I will not lie. There will be some art. In fact, as much art and museum-hopping as I can fit in. But in all seriousness, my month in NY will be focused around a daily thesis word target that will keep me locked and bound to my laptop until it is met. It is a firm contract to myself. Once the daily word target is met I have my own permission to flee my writing quarters (it might be the apartment, might be a local café, might be the NY Public Library – each day shall dictate where) to do whatever it is my NY abode-ing heart desires. Or if exhaustion is the flavor of the day, take a walk along the Hudson River or around Central Park or, indeed, have a nap.
New York is a city that buzzes with energy. It’s a city I love for exactly that reason. I’m anticipating that this energy will help create energy and keep me fired up throughout my thesis retreat month.
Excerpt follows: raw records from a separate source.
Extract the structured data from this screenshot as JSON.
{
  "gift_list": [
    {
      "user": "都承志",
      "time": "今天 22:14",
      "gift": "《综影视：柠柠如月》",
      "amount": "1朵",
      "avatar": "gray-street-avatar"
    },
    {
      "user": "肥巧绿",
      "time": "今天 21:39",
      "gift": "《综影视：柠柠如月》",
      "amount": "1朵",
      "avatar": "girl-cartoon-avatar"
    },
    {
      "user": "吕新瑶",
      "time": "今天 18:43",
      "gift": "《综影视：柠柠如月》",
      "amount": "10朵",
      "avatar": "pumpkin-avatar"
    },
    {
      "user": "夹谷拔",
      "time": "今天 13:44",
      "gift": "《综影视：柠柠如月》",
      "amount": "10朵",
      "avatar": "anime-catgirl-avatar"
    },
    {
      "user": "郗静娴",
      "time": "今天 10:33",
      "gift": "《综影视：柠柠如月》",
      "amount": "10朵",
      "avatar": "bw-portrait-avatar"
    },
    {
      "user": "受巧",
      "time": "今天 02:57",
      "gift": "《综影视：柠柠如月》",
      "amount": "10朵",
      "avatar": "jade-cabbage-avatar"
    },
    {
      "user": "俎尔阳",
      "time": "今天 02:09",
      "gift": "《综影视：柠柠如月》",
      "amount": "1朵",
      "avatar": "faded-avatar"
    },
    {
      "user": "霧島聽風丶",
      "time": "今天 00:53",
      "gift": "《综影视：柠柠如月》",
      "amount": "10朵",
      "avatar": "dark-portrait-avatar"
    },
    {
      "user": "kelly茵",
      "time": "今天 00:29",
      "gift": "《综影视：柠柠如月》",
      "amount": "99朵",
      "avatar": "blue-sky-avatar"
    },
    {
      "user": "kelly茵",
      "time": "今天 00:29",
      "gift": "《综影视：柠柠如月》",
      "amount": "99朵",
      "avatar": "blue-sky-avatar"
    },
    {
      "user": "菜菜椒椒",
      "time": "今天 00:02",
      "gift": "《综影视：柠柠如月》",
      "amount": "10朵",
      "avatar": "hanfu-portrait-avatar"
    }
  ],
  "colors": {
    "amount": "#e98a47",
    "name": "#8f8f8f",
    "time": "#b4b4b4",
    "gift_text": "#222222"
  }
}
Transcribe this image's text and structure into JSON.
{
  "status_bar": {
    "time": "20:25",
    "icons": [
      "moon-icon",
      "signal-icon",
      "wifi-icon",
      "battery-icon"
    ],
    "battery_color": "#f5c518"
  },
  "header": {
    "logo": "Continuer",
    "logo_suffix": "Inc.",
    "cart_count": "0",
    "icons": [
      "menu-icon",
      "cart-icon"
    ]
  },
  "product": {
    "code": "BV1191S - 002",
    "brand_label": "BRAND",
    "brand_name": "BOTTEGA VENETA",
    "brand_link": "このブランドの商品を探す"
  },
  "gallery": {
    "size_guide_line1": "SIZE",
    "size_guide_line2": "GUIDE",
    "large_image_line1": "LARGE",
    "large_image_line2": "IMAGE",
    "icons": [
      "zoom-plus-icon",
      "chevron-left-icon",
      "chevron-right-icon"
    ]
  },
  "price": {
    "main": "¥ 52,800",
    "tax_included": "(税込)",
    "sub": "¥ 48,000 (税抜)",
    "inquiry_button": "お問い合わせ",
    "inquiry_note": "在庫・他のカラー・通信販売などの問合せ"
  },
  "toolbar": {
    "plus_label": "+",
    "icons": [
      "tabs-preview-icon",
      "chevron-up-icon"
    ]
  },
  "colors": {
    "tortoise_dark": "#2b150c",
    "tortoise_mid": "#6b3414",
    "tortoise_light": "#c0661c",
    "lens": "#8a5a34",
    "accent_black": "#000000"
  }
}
Recently I had lunch with @rellypops and shared my retreat plan with her. To my delight she told me of her own thesis-writing trip in Manhattan several years ago and how it enabled her to do a serious amount of writing. She claims she was invigorated by the surrounding energy of the city and it kept her thesis word count up.
I’ve no doubt this strategy would not work for everyone. Some folk will prefer quieter places to write. Each to their own. And for those who cannot take themselves away to another country or even to another town or place within their own due to practical reasons (work, family obligations, finances etc) take heart in what Shapira and Liberman say about the creative cognitive benefits of merely thinking about far away places.
So what will you do to help you get the words down? Will you take some advice from Jia et al’s research and go somewhere away to write? Or is your imaginative capacity (read daydreaming) strong enough to give you the creative boost you need?
Author Bio: Kylie Budge is a PhD student at the University of Melbourne and academic at RMIT.